• _EXERCISE REQUIREMENTS_:
Exactly as they stand, write out all of the entries again.

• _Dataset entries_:

>>>

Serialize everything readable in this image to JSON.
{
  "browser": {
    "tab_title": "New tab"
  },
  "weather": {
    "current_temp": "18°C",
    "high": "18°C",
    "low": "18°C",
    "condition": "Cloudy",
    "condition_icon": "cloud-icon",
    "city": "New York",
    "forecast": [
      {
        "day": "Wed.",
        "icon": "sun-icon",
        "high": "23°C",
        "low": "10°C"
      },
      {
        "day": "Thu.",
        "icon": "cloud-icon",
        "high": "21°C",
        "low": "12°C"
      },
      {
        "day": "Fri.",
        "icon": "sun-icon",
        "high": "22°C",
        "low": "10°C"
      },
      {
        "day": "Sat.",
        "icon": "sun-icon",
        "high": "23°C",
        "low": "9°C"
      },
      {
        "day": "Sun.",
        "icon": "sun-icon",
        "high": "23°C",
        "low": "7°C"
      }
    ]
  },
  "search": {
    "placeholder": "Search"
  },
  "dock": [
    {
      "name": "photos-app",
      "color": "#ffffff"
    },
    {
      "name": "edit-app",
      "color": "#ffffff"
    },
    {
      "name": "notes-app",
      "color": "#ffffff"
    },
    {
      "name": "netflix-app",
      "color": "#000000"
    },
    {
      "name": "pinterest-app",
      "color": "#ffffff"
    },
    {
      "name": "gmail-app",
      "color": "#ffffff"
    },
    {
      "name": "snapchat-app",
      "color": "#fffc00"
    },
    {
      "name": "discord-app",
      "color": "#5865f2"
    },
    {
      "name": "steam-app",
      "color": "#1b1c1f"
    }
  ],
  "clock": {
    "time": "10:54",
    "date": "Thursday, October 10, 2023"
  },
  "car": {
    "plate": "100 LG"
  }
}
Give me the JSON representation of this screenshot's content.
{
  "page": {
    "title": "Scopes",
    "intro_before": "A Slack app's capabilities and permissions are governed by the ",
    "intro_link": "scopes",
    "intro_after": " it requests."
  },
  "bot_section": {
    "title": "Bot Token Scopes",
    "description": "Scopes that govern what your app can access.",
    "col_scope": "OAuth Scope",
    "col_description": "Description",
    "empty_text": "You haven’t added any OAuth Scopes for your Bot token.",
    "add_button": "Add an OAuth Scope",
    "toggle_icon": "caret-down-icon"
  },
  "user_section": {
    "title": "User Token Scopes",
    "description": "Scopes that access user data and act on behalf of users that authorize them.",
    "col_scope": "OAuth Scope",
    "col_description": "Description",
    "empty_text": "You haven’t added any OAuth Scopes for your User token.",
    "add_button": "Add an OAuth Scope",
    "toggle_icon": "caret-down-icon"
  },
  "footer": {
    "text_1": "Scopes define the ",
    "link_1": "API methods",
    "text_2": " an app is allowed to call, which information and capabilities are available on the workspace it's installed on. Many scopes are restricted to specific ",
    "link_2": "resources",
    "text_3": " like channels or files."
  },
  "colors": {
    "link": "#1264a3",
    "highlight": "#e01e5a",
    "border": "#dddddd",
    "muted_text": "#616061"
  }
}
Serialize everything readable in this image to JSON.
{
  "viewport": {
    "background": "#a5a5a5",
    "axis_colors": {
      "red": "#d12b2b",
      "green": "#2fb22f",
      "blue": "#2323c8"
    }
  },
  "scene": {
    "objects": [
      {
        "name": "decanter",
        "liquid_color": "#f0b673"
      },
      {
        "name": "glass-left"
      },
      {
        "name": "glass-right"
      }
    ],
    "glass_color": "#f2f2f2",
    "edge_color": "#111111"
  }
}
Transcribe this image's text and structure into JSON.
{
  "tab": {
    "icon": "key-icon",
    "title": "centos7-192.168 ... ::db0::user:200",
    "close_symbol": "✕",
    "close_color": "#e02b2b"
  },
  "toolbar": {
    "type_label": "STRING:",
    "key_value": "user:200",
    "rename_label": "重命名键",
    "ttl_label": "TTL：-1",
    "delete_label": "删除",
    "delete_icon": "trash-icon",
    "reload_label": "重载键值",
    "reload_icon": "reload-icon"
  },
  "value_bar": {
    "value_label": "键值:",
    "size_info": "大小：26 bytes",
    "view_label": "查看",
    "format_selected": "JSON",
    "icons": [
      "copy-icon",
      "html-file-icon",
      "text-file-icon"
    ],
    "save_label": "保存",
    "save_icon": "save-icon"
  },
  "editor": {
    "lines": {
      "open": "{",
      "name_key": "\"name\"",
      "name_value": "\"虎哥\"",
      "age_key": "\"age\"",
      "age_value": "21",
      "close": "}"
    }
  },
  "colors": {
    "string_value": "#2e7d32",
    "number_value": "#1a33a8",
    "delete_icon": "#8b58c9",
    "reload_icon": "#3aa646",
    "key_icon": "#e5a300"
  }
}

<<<

• _RESULT BELOW_:
Serialize everything readable in this image to JSON.
{
  "browser": {
    "tab_title": "New tab"
  },
  "weather": {
    "current_temp": "18°C",
    "high": "18°C",
    "low": "18°C",
    "condition": "Cloudy",
    "condition_icon": "cloud-icon",
    "city": "New York",
    "forecast": [
      {
        "day": "Wed.",
        "icon": "sun-icon",
        "high": "23°C",
        "low": "10°C"
      },
      {
        "day": "Thu.",
        "icon": "cloud-icon",
        "high": "21°C",
        "low": "12°C"
      },
      {
        "day": "Fri.",
        "icon": "sun-icon",
        "high": "22°C",
        "low": "10°C"
      },
      {
        "day": "Sat.",
        "icon": "sun-icon",
        "high": "23°C",
        "low": "9°C"
      },
      {
        "day": "Sun.",
        "icon": "sun-icon",
        "high": "23°C",
        "low": "7°C"
      }
    ]
  },
  "search": {
    "placeholder": "Search"
  },
  "dock": [
    {
      "name": "photos-app",
      "color": "#ffffff"
    },
    {
      "name": "edit-app",
      "color": "#ffffff"
    },
    {
      "name": "notes-app",
      "color": "#ffffff"
    },
    {
      "name": "netflix-app",
      "color": "#000000"
    },
    {
      "name": "pinterest-app",
      "color": "#ffffff"
    },
    {
      "name": "gmail-app",
      "color": "#ffffff"
    },
    {
      "name": "snapchat-app",
      "color": "#fffc00"
    },
    {
      "name": "discord-app",
      "color": "#5865f2"
    },
    {
      "name": "steam-app",
      "color": "#1b1c1f"
    }
  ],
  "clock": {
    "time": "10:54",
    "date": "Thursday, October 10, 2023"
  },
  "car": {
    "plate": "100 LG"
  }
}
Give me the JSON representation of this screenshot's content.
{
  "page": {
    "title": "Scopes",
    "intro_before": "A Slack app's capabilities and permissions are governed by the ",
    "intro_link": "scopes",
    "intro_after": " it requests."
  },
  "bot_section": {
    "title": "Bot Token Scopes",
    "description": "Scopes that govern what your app can access.",
    "col_scope": "OAuth Scope",
    "col_description": "Description",
    "empty_text": "You haven’t added any OAuth Scopes for your Bot token.",
    "add_button": "Add an OAuth Scope",
    "toggle_icon": "caret-down-icon"
  },
  "user_section": {
    "title": "User Token Scopes",
    "description": "Scopes that access user data and act on behalf of users that authorize them.",
    "col_scope": "OAuth Scope",
    "col_description": "Description",
    "empty_text": "You haven’t added any OAuth Scopes for your User token.",
    "add_button": "Add an OAuth Scope",
    "toggle_icon": "caret-down-icon"
  },
  "footer": {
    "text_1": "Scopes define the ",
    "link_1": "API methods",
    "text_2": " an app is allowed to call, which information and capabilities are available on the workspace it's installed on. Many scopes are restricted to specific ",
    "link_2": "resources",
    "text_3": " like channels or files."
  },
  "colors": {
    "link": "#1264a3",
    "highlight": "#e01e5a",
    "border": "#dddddd",
    "muted_text": "#616061"
  }
}
Serialize everything readable in this image to JSON.
{
  "viewport": {
    "background": "#a5a5a5",
    "axis_colors": {
      "red": "#d12b2b",
      "green": "#2fb22f",
      "blue": "#2323c8"
    }
  },
  "scene": {
    "objects": [
      {
        "name": "decanter",
        "liquid_color": "#f0b673"
      },
      {
        "name": "glass-left"
      },
      {
        "name": "glass-right"
      }
    ],
    "glass_color": "#f2f2f2",
    "edge_color": "#111111"
  }
}
Transcribe this image's text and structure into JSON.
{
  "tab": {
    "icon": "key-icon",
    "title": "centos7-192.168 ... ::db0::user:200",
    "close_symbol": "✕",
    "close_color": "#e02b2b"
  },
  "toolbar": {
    "type_label": "STRING:",
    "key_value": "user:200",
    "rename_label": "重命名键",
    "ttl_label": "TTL：-1",
    "delete_label": "删除",
    "delete_icon": "trash-icon",
    "reload_label": "重载键值",
    "reload_icon": "reload-icon"
  },
  "value_bar": {
    "value_label": "键值:",
    "size_info": "大小：26 bytes",
    "view_label": "查看",
    "format_selected": "JSON",
    "icons": [
      "copy-icon",
      "html-file-icon",
      "text-file-icon"
    ],
    "save_label": "保存",
    "save_icon": "save-icon"
  },
  "editor": {
    "lines": {
      "open": "{",
      "name_key": "\"name\"",
      "name_value": "\"虎哥\"",
      "age_key": "\"age\"",
      "age_value": "21",
      "close": "}"
    }
  },
  "colors": {
    "string_value": "#2e7d32",
    "number_value": "#1a33a8",
    "delete_icon": "#8b58c9",
    "reload_icon": "#3aa646",
    "key_icon": "#e5a300"
  }
}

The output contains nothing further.